What is being asked = Tally the lines of the entries below that hold the word "true", and please give only the total.

Material supplied section start

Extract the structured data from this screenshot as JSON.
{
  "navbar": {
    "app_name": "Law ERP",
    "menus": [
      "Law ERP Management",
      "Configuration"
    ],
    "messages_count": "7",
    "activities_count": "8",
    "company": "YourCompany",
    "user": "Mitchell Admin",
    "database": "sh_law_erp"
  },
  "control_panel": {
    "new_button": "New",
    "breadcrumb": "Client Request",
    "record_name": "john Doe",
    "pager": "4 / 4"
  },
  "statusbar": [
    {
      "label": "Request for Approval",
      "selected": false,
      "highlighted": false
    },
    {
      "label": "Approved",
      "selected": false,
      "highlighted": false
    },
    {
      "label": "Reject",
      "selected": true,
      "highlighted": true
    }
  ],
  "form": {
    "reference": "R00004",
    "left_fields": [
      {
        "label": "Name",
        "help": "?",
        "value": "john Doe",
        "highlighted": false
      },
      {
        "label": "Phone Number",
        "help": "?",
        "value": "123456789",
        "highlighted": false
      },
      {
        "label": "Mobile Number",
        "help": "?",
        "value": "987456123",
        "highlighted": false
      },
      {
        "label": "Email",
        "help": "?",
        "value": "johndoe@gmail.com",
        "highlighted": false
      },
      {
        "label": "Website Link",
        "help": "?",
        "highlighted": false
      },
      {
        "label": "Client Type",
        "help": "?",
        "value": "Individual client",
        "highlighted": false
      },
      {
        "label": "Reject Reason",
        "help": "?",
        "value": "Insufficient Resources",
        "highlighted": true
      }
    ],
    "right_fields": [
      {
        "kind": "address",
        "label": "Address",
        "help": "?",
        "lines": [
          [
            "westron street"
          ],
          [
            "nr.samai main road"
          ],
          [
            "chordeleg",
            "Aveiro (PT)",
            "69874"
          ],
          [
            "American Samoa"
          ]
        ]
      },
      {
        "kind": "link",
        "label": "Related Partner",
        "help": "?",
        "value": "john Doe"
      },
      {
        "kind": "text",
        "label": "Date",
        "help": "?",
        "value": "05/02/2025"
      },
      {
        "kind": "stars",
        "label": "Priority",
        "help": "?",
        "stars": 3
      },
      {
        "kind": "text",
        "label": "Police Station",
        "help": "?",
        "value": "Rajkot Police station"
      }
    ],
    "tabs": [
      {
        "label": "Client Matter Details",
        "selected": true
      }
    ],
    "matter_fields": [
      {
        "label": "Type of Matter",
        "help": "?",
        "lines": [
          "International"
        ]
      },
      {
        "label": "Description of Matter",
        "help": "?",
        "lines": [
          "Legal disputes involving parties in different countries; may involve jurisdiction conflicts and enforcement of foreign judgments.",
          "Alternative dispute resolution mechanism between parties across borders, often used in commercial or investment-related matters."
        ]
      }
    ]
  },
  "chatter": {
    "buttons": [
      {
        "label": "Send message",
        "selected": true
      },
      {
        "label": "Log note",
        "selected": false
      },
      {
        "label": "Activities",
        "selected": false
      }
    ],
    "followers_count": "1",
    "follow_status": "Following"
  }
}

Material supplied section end

Written answer = 5